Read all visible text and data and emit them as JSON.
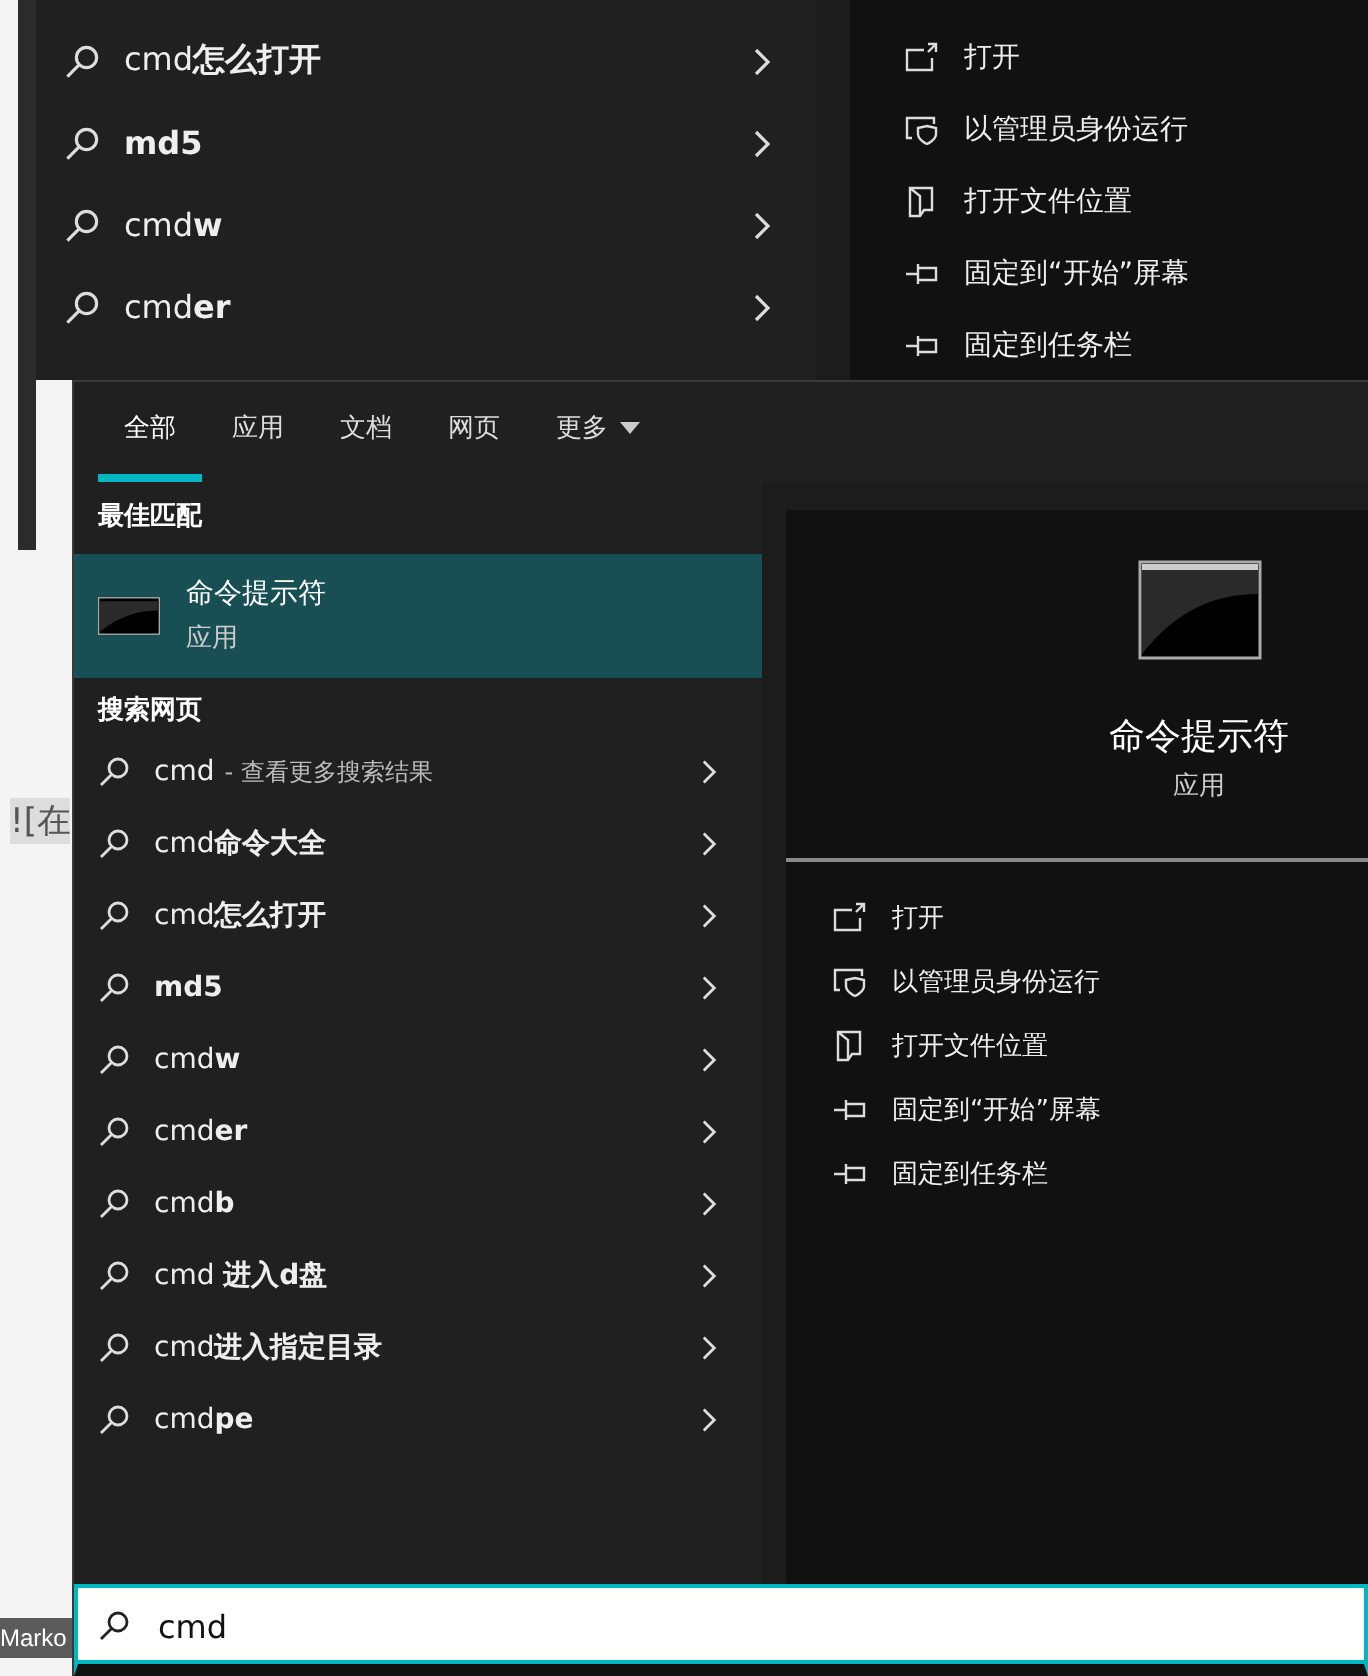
{
  "background_page": {
    "fragment": "![在",
    "taskbar_label": "Marko"
  },
  "previous_search": {
    "suggestions": [
      {
        "text": "cmd**怎么打开**"
      },
      {
        "text": "**md5**"
      },
      {
        "text": "cmd**w**"
      },
      {
        "text": "cmd**er**"
      }
    ],
    "actions": [
      {
        "kind": "open",
        "label": "打开"
      },
      {
        "kind": "admin",
        "label": "以管理员身份运行"
      },
      {
        "kind": "location",
        "label": "打开文件位置"
      },
      {
        "kind": "pin",
        "label": "固定到“开始”屏幕"
      },
      {
        "kind": "pin",
        "label": "固定到任务栏"
      }
    ]
  },
  "tabs": [
    {
      "label": "全部",
      "selected": true
    },
    {
      "label": "应用",
      "selected": false
    },
    {
      "label": "文档",
      "selected": false
    },
    {
      "label": "网页",
      "selected": false
    },
    {
      "label": "更多",
      "selected": false,
      "dropdown": true
    }
  ],
  "best_match": {
    "heading": "最佳匹配",
    "title": "命令提示符",
    "subtitle": "应用",
    "selected": true
  },
  "web_search": {
    "heading": "搜索网页",
    "items": [
      {
        "text": "cmd",
        "hint": "- 查看更多搜索结果"
      },
      {
        "text": "cmd**命令大全**"
      },
      {
        "text": "cmd**怎么打开**"
      },
      {
        "text": "**md5**"
      },
      {
        "text": "cmd**w**"
      },
      {
        "text": "cmd**er**"
      },
      {
        "text": "cmd**b**"
      },
      {
        "text": "cmd **进入d盘**"
      },
      {
        "text": "cmd**进入指定目录**"
      },
      {
        "text": "cmd**pe**"
      }
    ]
  },
  "preview": {
    "title": "命令提示符",
    "subtitle": "应用",
    "actions": [
      {
        "kind": "open",
        "label": "打开"
      },
      {
        "kind": "admin",
        "label": "以管理员身份运行"
      },
      {
        "kind": "location",
        "label": "打开文件位置"
      },
      {
        "kind": "pin",
        "label": "固定到“开始”屏幕"
      },
      {
        "kind": "pin",
        "label": "固定到任务栏"
      }
    ]
  },
  "search": {
    "value": "cmd"
  }
}
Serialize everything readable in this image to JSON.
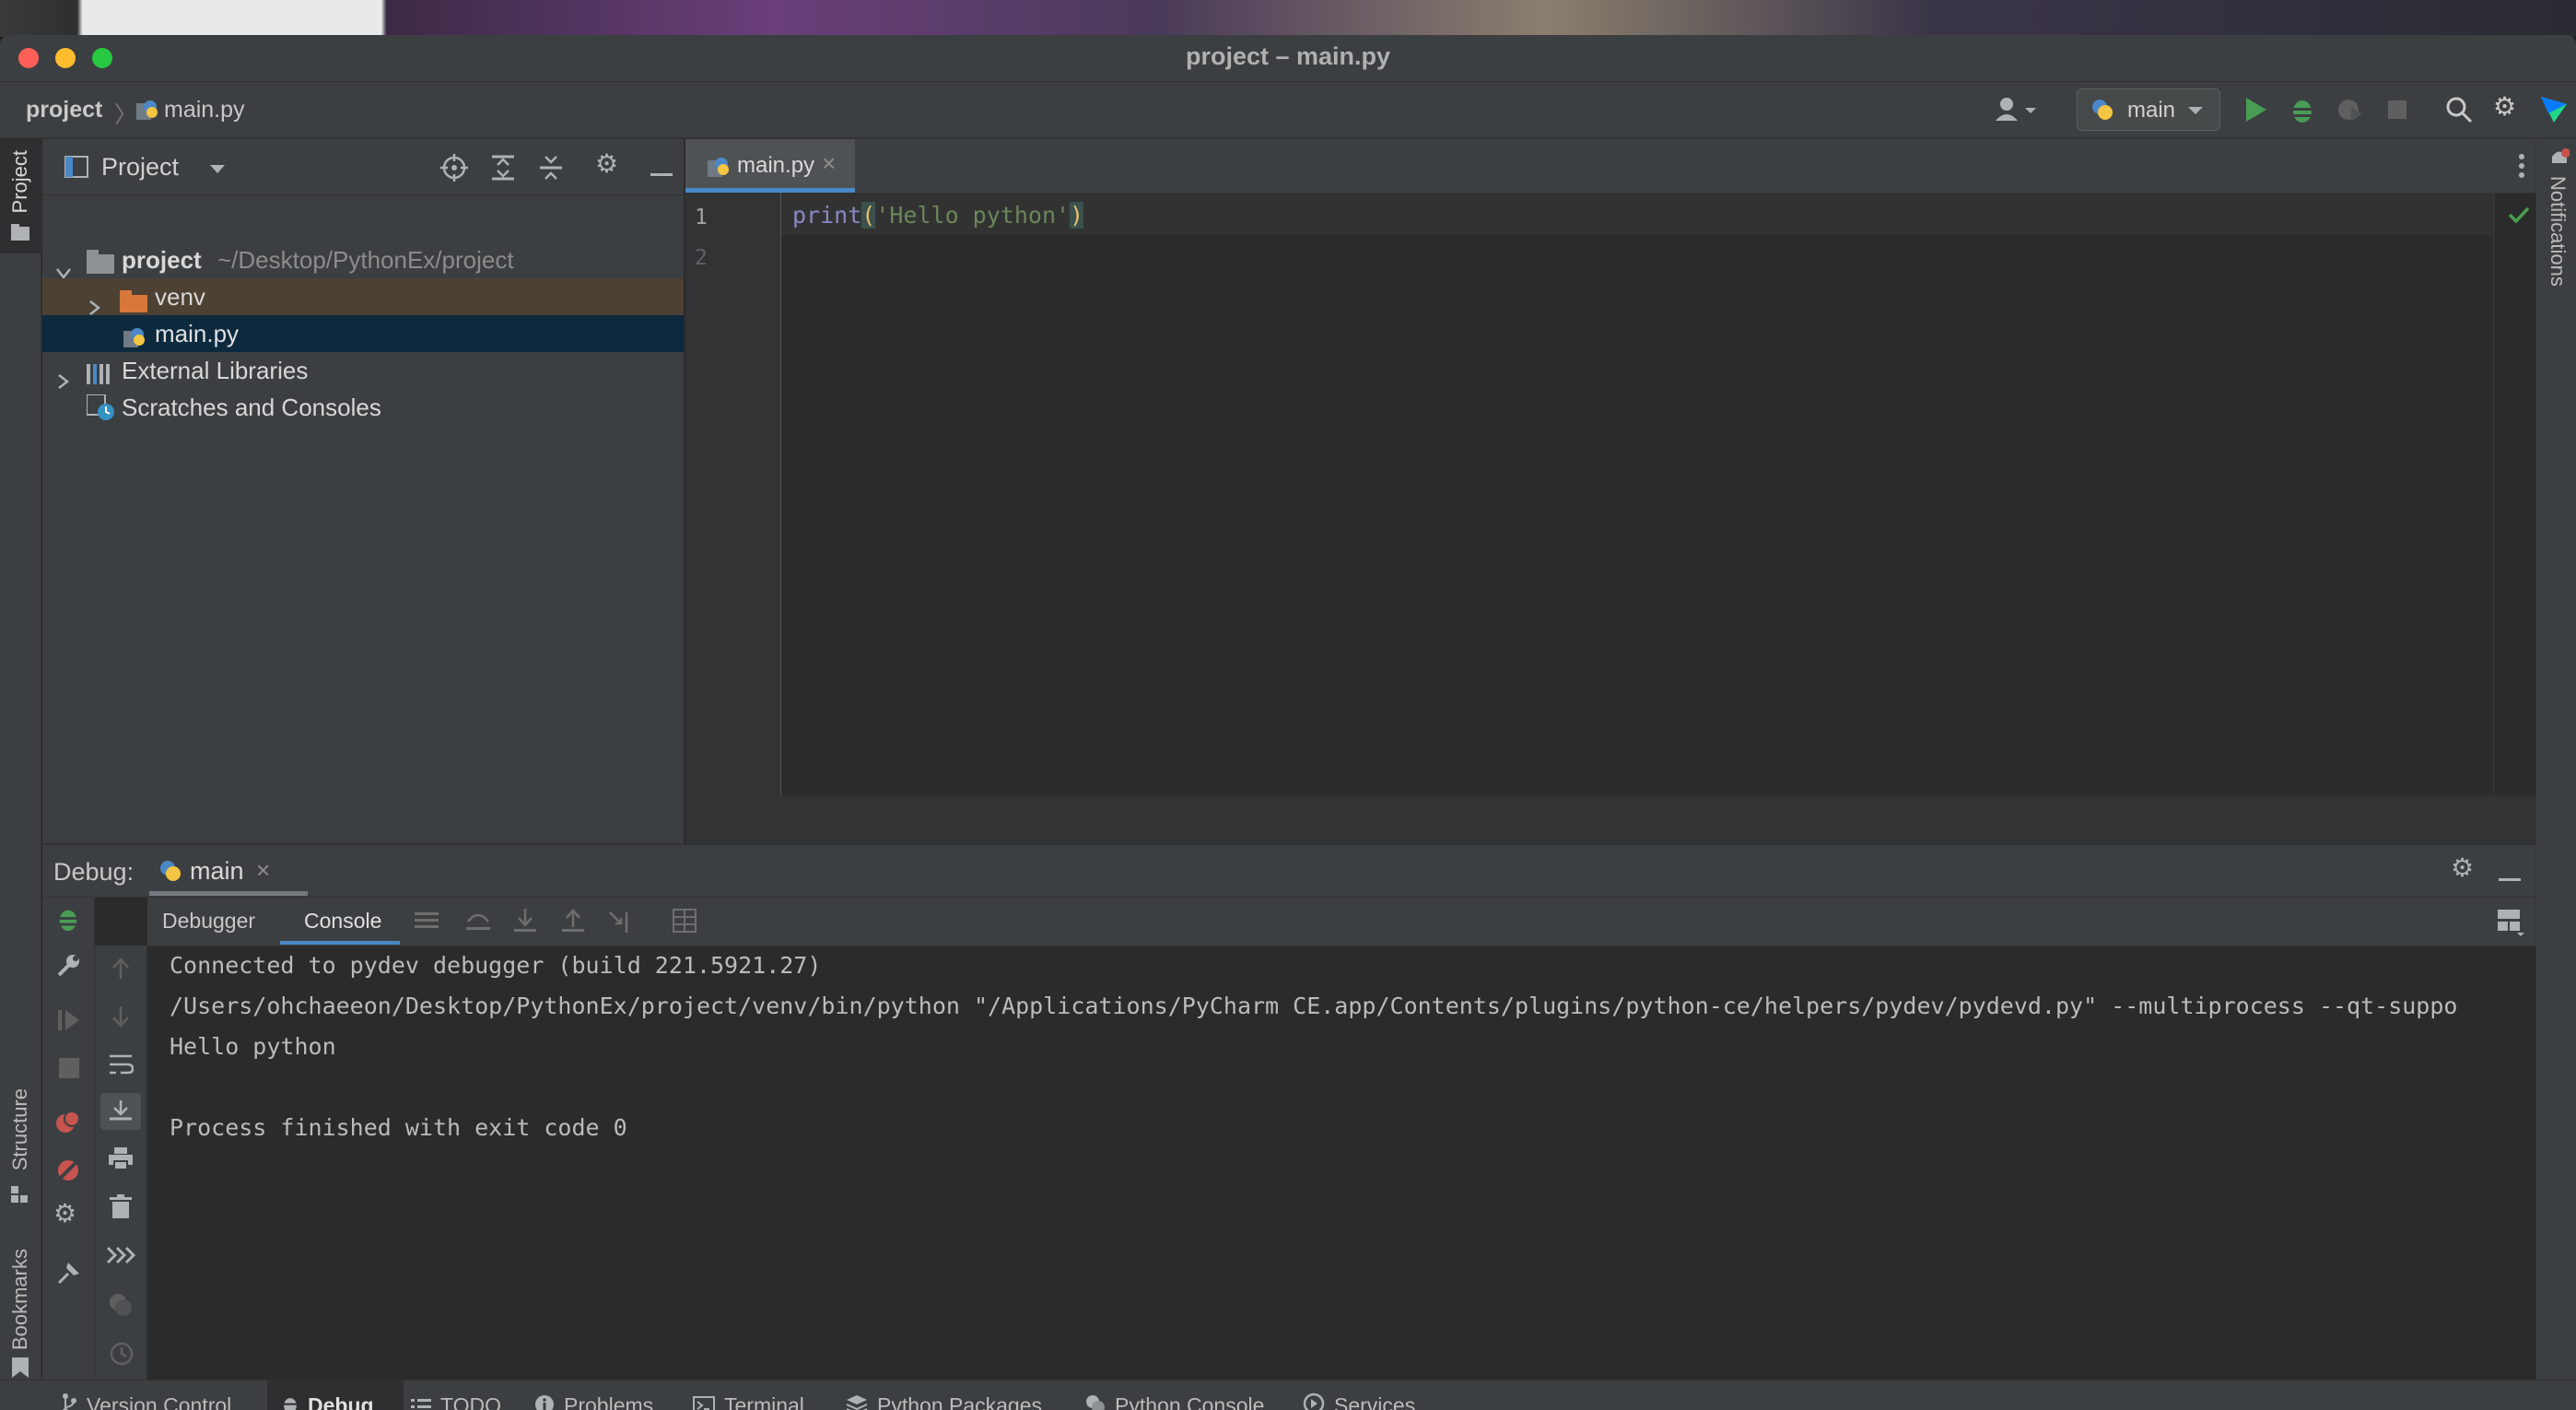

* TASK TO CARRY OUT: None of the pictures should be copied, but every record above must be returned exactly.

* RESPONSE AREA:
Read all visible text and data and emit them as JSON.
{
  "background_page": {
    "fragment": "![在",
    "taskbar_label": "Marko"
  },
  "previous_search": {
    "suggestions": [
      {
        "text": "cmd**怎么打开**"
      },
      {
        "text": "**md5**"
      },
      {
        "text": "cmd**w**"
      },
      {
        "text": "cmd**er**"
      }
    ],
    "actions": [
      {
        "kind": "open",
        "label": "打开"
      },
      {
        "kind": "admin",
        "label": "以管理员身份运行"
      },
      {
        "kind": "location",
        "label": "打开文件位置"
      },
      {
        "kind": "pin",
        "label": "固定到“开始”屏幕"
      },
      {
        "kind": "pin",
        "label": "固定到任务栏"
      }
    ]
  },
  "tabs": [
    {
      "label": "全部",
      "selected": true
    },
    {
      "label": "应用",
      "selected": false
    },
    {
      "label": "文档",
      "selected": false
    },
    {
      "label": "网页",
      "selected": false
    },
    {
      "label": "更多",
      "selected": false,
      "dropdown": true
    }
  ],
  "best_match": {
    "heading": "最佳匹配",
    "title": "命令提示符",
    "subtitle": "应用",
    "selected": true
  },
  "web_search": {
    "heading": "搜索网页",
    "items": [
      {
        "text": "cmd",
        "hint": "- 查看更多搜索结果"
      },
      {
        "text": "cmd**命令大全**"
      },
      {
        "text": "cmd**怎么打开**"
      },
      {
        "text": "**md5**"
      },
      {
        "text": "cmd**w**"
      },
      {
        "text": "cmd**er**"
      },
      {
        "text": "cmd**b**"
      },
      {
        "text": "cmd **进入d盘**"
      },
      {
        "text": "cmd**进入指定目录**"
      },
      {
        "text": "cmd**pe**"
      }
    ]
  },
  "preview": {
    "title": "命令提示符",
    "subtitle": "应用",
    "actions": [
      {
        "kind": "open",
        "label": "打开"
      },
      {
        "kind": "admin",
        "label": "以管理员身份运行"
      },
      {
        "kind": "location",
        "label": "打开文件位置"
      },
      {
        "kind": "pin",
        "label": "固定到“开始”屏幕"
      },
      {
        "kind": "pin",
        "label": "固定到任务栏"
      }
    ]
  },
  "search": {
    "value": "cmd"
  }
}
Serialize everything readable in this image to JSON.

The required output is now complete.